Misconception #4: The NFL is a non-profit that doesn't pay taxes.  The NFL actually was a non-profit for a long time.  In 1942, they were declared a 501(c)6 non-profit, making them tax exempt.  Good for them.  They still paid taxes for a lot of their money-making endeavours though, including ticket sales and TV agreements, plus all the teams were considered for-profit.  In April of 2015, the NFL finally announced that they would no longer be a non-profit organization.

Misconception #5: The Super Bowl leads to an increase in human trafficking.  In 2011, Texas Attorney General Greg Abbott claimed that the Super Bowl is "commonly known as the single largest human trafficking incident in the United States."  This is a misconception that has been reported by many major news outlets, but in 2011, the Global Alliance Against Trafficking Women did a study and concluded that there was no major link between sporting events and trafficking.
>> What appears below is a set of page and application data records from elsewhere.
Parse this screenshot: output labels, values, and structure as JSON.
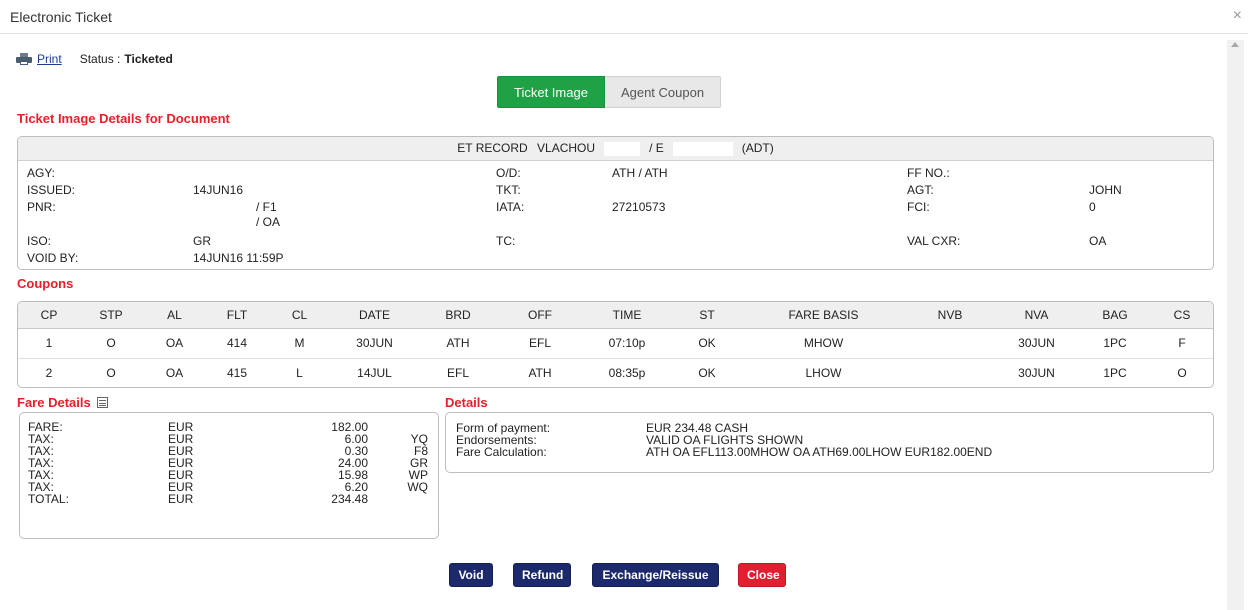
{
  "window": {
    "title": "Electronic Ticket",
    "close_glyph": "×"
  },
  "topbar": {
    "print_label": "Print",
    "status_label": "Status :",
    "status_value": "Ticketed"
  },
  "tabs": [
    {
      "label": "Ticket Image",
      "active": true
    },
    {
      "label": "Agent Coupon",
      "active": false
    }
  ],
  "ticket": {
    "section_title": "Ticket Image Details for Document",
    "header": {
      "record_label": "ET RECORD",
      "name": "VLACHOU",
      "slash": "/ E",
      "pax_type": "(ADT)"
    },
    "fields": {
      "agy_label": "AGY:",
      "agy_value": "",
      "issued_label": "ISSUED:",
      "issued_value": "14JUN16",
      "pnr_label": "PNR:",
      "pnr_value_1": "/ F1",
      "pnr_value_2": "/ OA",
      "iso_label": "ISO:",
      "iso_value": "GR",
      "voidby_label": "VOID BY:",
      "voidby_value": "14JUN16 11:59P",
      "od_label": "O/D:",
      "od_value": "ATH / ATH",
      "tkt_label": "TKT:",
      "tkt_value": "",
      "iata_label": "IATA:",
      "iata_value": "27210573",
      "tc_label": "TC:",
      "tc_value": "",
      "ffno_label": "FF NO.:",
      "ffno_value": "",
      "agt_label": "AGT:",
      "agt_value": "JOHN",
      "fci_label": "FCI:",
      "fci_value": "0",
      "valcxr_label": "VAL CXR:",
      "valcxr_value": "OA"
    }
  },
  "coupons": {
    "section_title": "Coupons",
    "columns": [
      "CP",
      "STP",
      "AL",
      "FLT",
      "CL",
      "DATE",
      "BRD",
      "OFF",
      "TIME",
      "ST",
      "FARE BASIS",
      "NVB",
      "NVA",
      "BAG",
      "CS"
    ],
    "rows": [
      [
        "1",
        "O",
        "OA",
        "414",
        "M",
        "30JUN",
        "ATH",
        "EFL",
        "07:10p",
        "OK",
        "MHOW",
        "",
        "30JUN",
        "1PC",
        "F"
      ],
      [
        "2",
        "O",
        "OA",
        "415",
        "L",
        "14JUL",
        "EFL",
        "ATH",
        "08:35p",
        "OK",
        "LHOW",
        "",
        "30JUN",
        "1PC",
        "O"
      ]
    ]
  },
  "fare_details": {
    "section_title": "Fare Details",
    "icon": "calculator-icon",
    "rows": [
      {
        "label": "FARE:",
        "currency": "EUR",
        "amount": "182.00",
        "code": ""
      },
      {
        "label": "TAX:",
        "currency": "EUR",
        "amount": "6.00",
        "code": "YQ"
      },
      {
        "label": "TAX:",
        "currency": "EUR",
        "amount": "0.30",
        "code": "F8"
      },
      {
        "label": "TAX:",
        "currency": "EUR",
        "amount": "24.00",
        "code": "GR"
      },
      {
        "label": "TAX:",
        "currency": "EUR",
        "amount": "15.98",
        "code": "WP"
      },
      {
        "label": "TAX:",
        "currency": "EUR",
        "amount": "6.20",
        "code": "WQ"
      },
      {
        "label": "TOTAL:",
        "currency": "EUR",
        "amount": "234.48",
        "code": ""
      }
    ]
  },
  "details": {
    "section_title": "Details",
    "rows": [
      {
        "label": "Form of payment:",
        "value": "EUR 234.48 CASH"
      },
      {
        "label": "Endorsements:",
        "value": "VALID OA FLIGHTS SHOWN"
      },
      {
        "label": "Fare Calculation:",
        "value": "ATH OA EFL113.00MHOW OA ATH69.00LHOW EUR182.00END"
      }
    ]
  },
  "buttons": {
    "void": "Void",
    "refund": "Refund",
    "exchange": "Exchange/Reissue",
    "close": "Close"
  },
  "colors": {
    "accent_red": "#e8202a",
    "tab_active": "#1fa245",
    "button_navy": "#1c2a6b",
    "button_red": "#e02030"
  }
}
Misconception #6: Title IX has resulted in complete gender equality in NCAA sports.  In 1972, Title IX was signed into law by Richard Nixon.  The law states that "no person in the United States shall, on the basis of sex, be excluded from participation in, be denied the benefits of, or be subjected to discrimination under any education program or activity receiving federal financial assistance" and this has done a lot of good.  Only about 16,000 women were involved in college sports when the law was signed.  Now, there are about 200,000 female collegiate athletes, but gender equality doesn't necessarily extend to coaches.  Less than half of women's college teams are coached by women.  It used to be 90%, and in 2012, the salary for a women's team coach was about $98,000, whereas Divison I men's team coaches earn an average of $267,000.  There is a discrepancy.
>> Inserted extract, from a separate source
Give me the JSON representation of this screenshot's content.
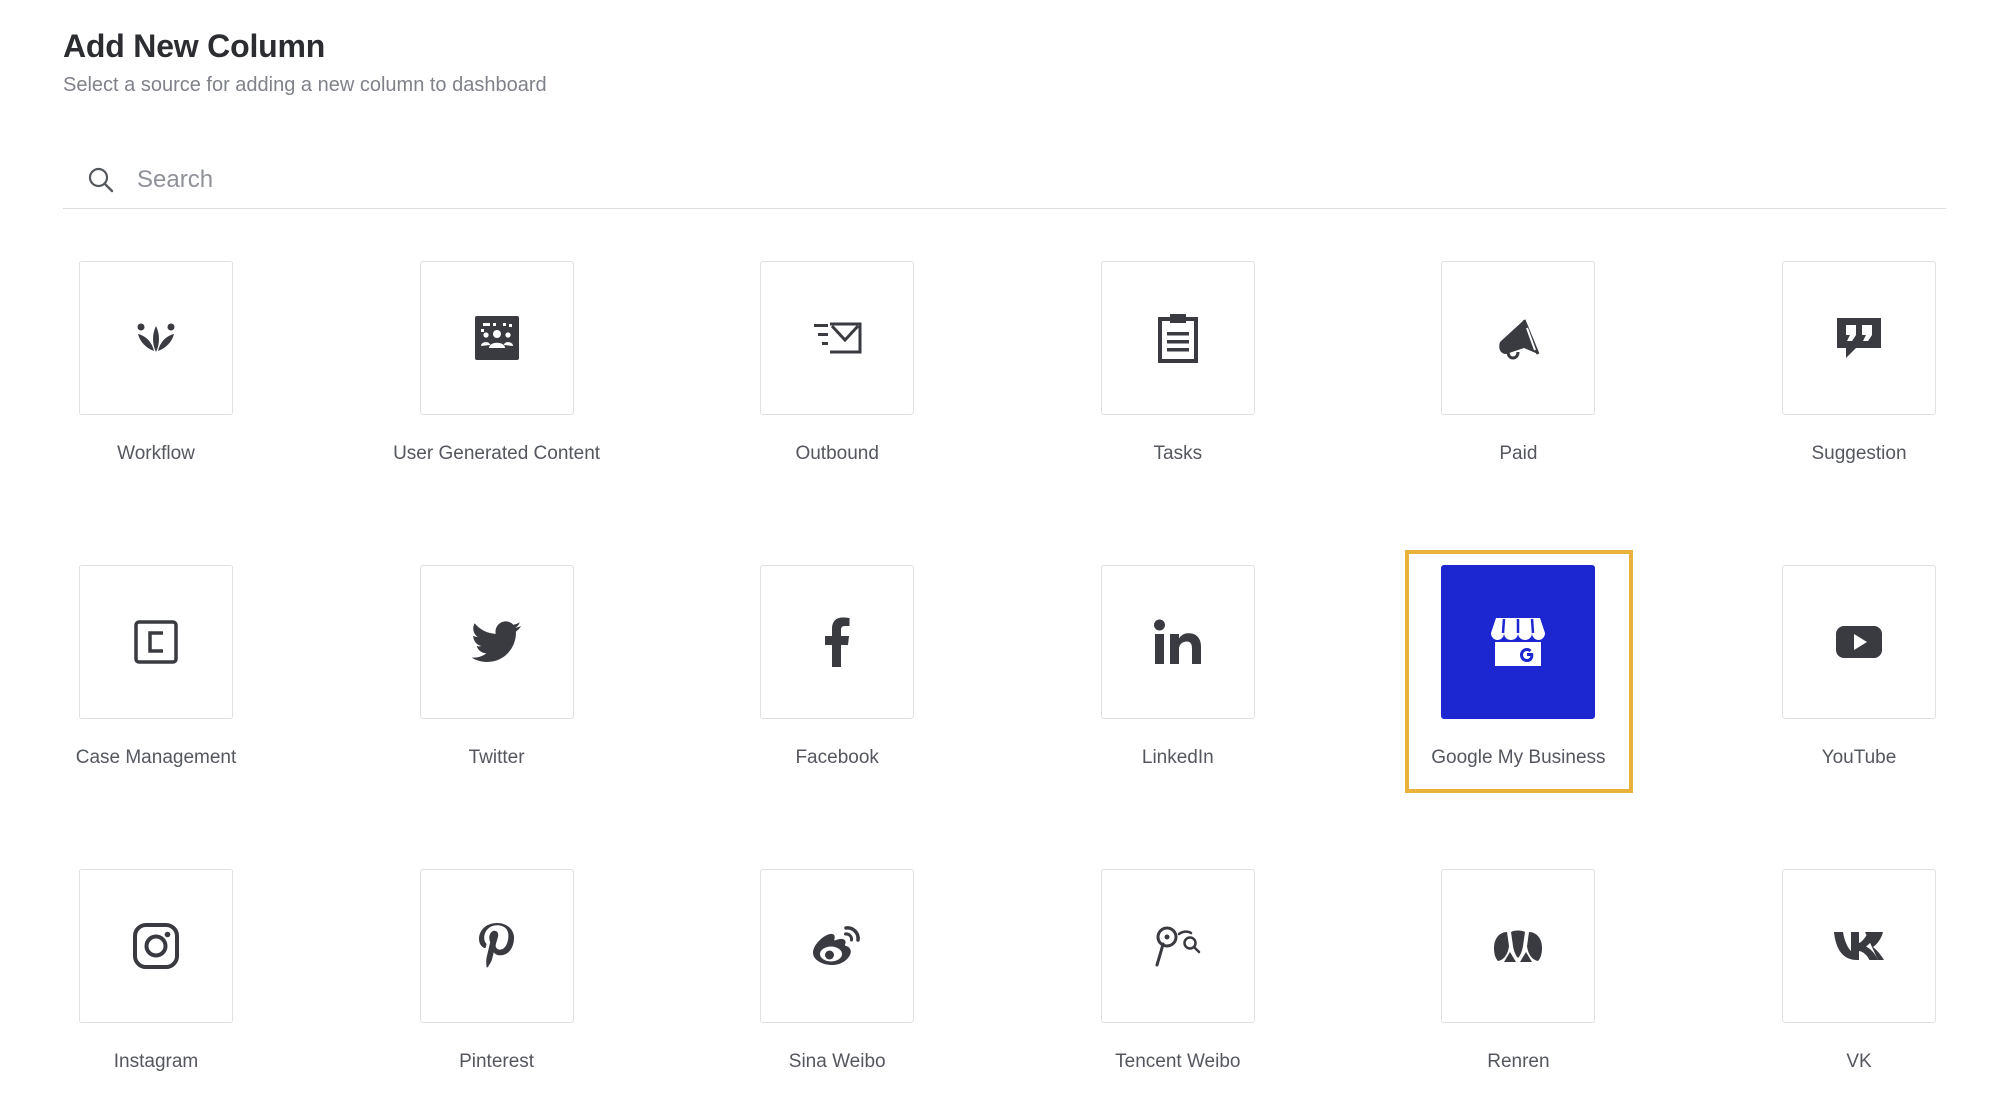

Misconception #7: Hockey was invented in Canada.  Yeah, Canada would like you to believe that, okay.  Maybe people assume this because hockey is so popular in Canada, but people were playing similar sports in the UK during the 18th and 19th century, though it's worth noting that most of the modern hockey rules emerged in Montreal during the late 19th century, so you get that one, Canada, congratulations.  Canada, Canada, Canada.
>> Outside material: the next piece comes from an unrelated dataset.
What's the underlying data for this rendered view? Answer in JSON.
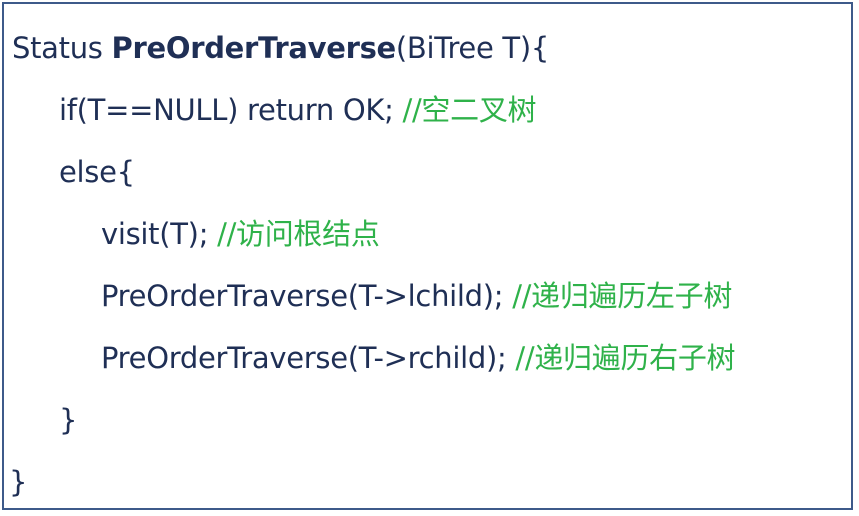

Misconception #8: The tiger line in golf is named after Tiger Woods.  In golf, if you hit a shot aiming directly at the green, especially if the ball has to pass an obstruction, it's known as the tiger line.  A lot of people think this is named for Tiger Woods, but the term actually predates Woods, which we know because it was used in a 1959 James Bond novel.  I didn't know they made James Bond novels either.  Experts believe that it's named after model tigers that were on the courses at the (?~4:19) club by Leeds.

Misconception #9: Michael Phelps eats 12,000 calories a day while he's training.  This was a very popular news story back when, well, when Michael Phelps was a popular news story, but it turns out it isn't true.  In 2012, Ryan Seacrest interviewed Phelps and asked if he really ate 4,000 calories every meal.  Phelps responded "I never ate that much.  It's all a myth.  I've never eaten that many calories."

Misconception #10: The black belt is the highest level in all martial arts.  Actually, in many types of martial arts including judo, receiving a black belt just means you can competently do all of the fundamental techniques.  There are typically more belts you can earn beyond black and sometimes a red belt represents a higher skill level than a black belt.

Misconception #11: This show is just gonna go on and on and on because there are so many things to have misconceptions about.  Actually, no.  This is the final episode of misconceptions.  Thank you so much for watching.  I'm not going anywhere, though, you can catch me on this channel now and again on the List Show.  Thanks for watching guys, I appreciate it.